# Task item:
For every line of the material below, check for the string "color" and return the line if it is there.

# Records:
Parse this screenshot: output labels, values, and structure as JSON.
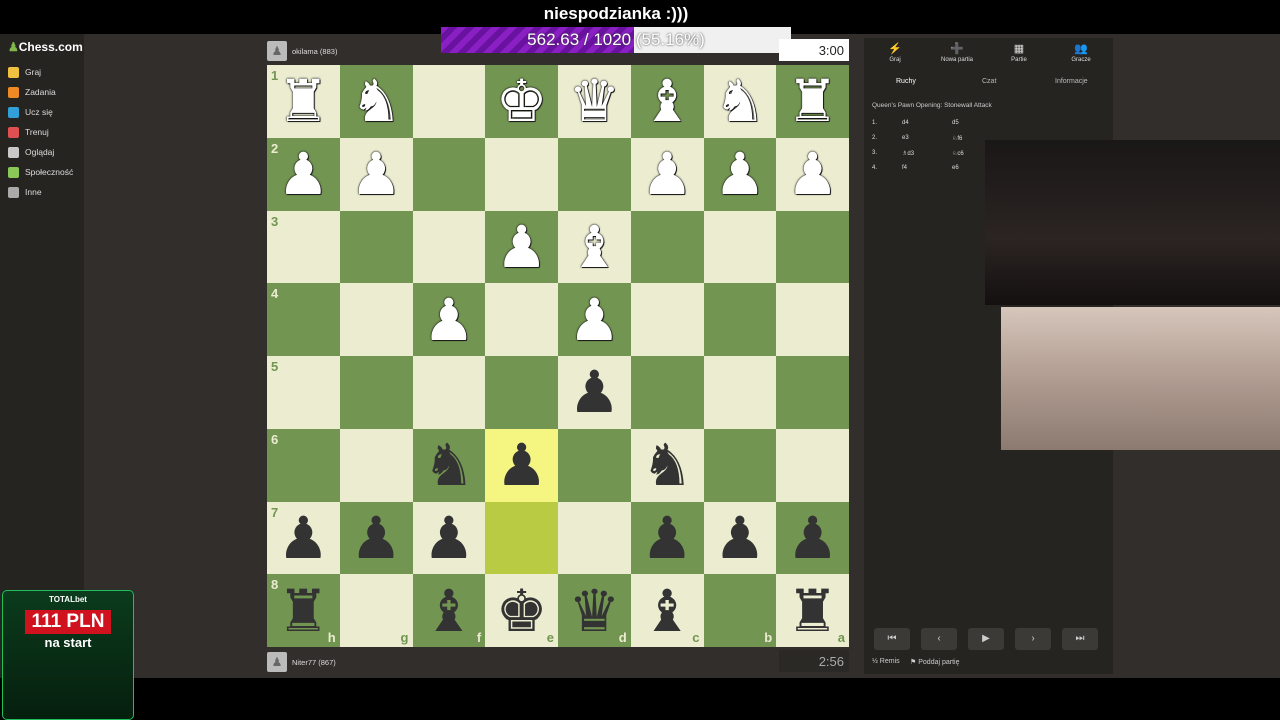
{
  "stream": {
    "title": "niespodzianka :)))",
    "goal_text": "562.63 / 1020 (55.16%)",
    "goal_fraction": 0.5516
  },
  "sidebar": {
    "logo": "Chess.com",
    "items": [
      {
        "label": "Graj",
        "color": "#f0c040"
      },
      {
        "label": "Zadania",
        "color": "#f08a24"
      },
      {
        "label": "Ucz się",
        "color": "#32a0d8"
      },
      {
        "label": "Trenuj",
        "color": "#e05050"
      },
      {
        "label": "Oglądaj",
        "color": "#c8c8c8"
      },
      {
        "label": "Społeczność",
        "color": "#8ac858"
      },
      {
        "label": "Inne",
        "color": "#aaaaaa"
      }
    ]
  },
  "top_player": {
    "name": "okilama (883)",
    "clock": "3:00"
  },
  "bottom_player": {
    "name": "Niter77 (867)",
    "clock": "2:56"
  },
  "board": {
    "ranks": [
      "1",
      "2",
      "3",
      "4",
      "5",
      "6",
      "7",
      "8"
    ],
    "files": [
      "h",
      "g",
      "f",
      "e",
      "d",
      "c",
      "b",
      "a"
    ],
    "rows": [
      [
        "wR",
        "wN",
        "",
        "wK",
        "wQ",
        "wB",
        "wN",
        "wR"
      ],
      [
        "wP",
        "wP",
        "",
        "",
        "",
        "wP",
        "wP",
        "wP"
      ],
      [
        "",
        "",
        "",
        "wP",
        "wB",
        "",
        "",
        ""
      ],
      [
        "",
        "",
        "wP",
        "",
        "wP",
        "",
        "",
        ""
      ],
      [
        "",
        "",
        "",
        "",
        "bP",
        "",
        "",
        ""
      ],
      [
        "",
        "",
        "bN",
        "bP",
        "",
        "bN",
        "",
        ""
      ],
      [
        "bP",
        "bP",
        "bP",
        "",
        "",
        "bP",
        "bP",
        "bP"
      ],
      [
        "bR",
        "",
        "bB",
        "bK",
        "bQ",
        "bB",
        "",
        "bR"
      ]
    ],
    "highlights": [
      "5,3",
      "6,3"
    ]
  },
  "panel": {
    "tabs": [
      {
        "label": "Graj",
        "icon": "⚡"
      },
      {
        "label": "Nowa partia",
        "icon": "➕"
      },
      {
        "label": "Partie",
        "icon": "▦"
      },
      {
        "label": "Gracze",
        "icon": "👥"
      }
    ],
    "subtabs": [
      "Ruchy",
      "Czat",
      "Informacje"
    ],
    "opening": "Queen's Pawn Opening: Stonewall Attack",
    "moves": [
      {
        "num": "1.",
        "white": "d4",
        "black": "d5"
      },
      {
        "num": "2.",
        "white": "e3",
        "black": "♘f6"
      },
      {
        "num": "3.",
        "white": "♗d3",
        "black": "♘c6"
      },
      {
        "num": "4.",
        "white": "f4",
        "black": "e6"
      }
    ],
    "controls": [
      "⏮",
      "‹",
      "▶",
      "›",
      "⏭"
    ],
    "draw_label": "Remis",
    "resign_label": "Poddaj partię"
  },
  "ad": {
    "brand": "TOTALbet",
    "amount": "111 PLN",
    "subtitle": "na start"
  }
}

# Response:
        "color": "#f0c040"
        "color": "#f08a24"
        "color": "#32a0d8"
        "color": "#e05050"
        "color": "#c8c8c8"
        "color": "#8ac858"
        "color": "#aaaaaa"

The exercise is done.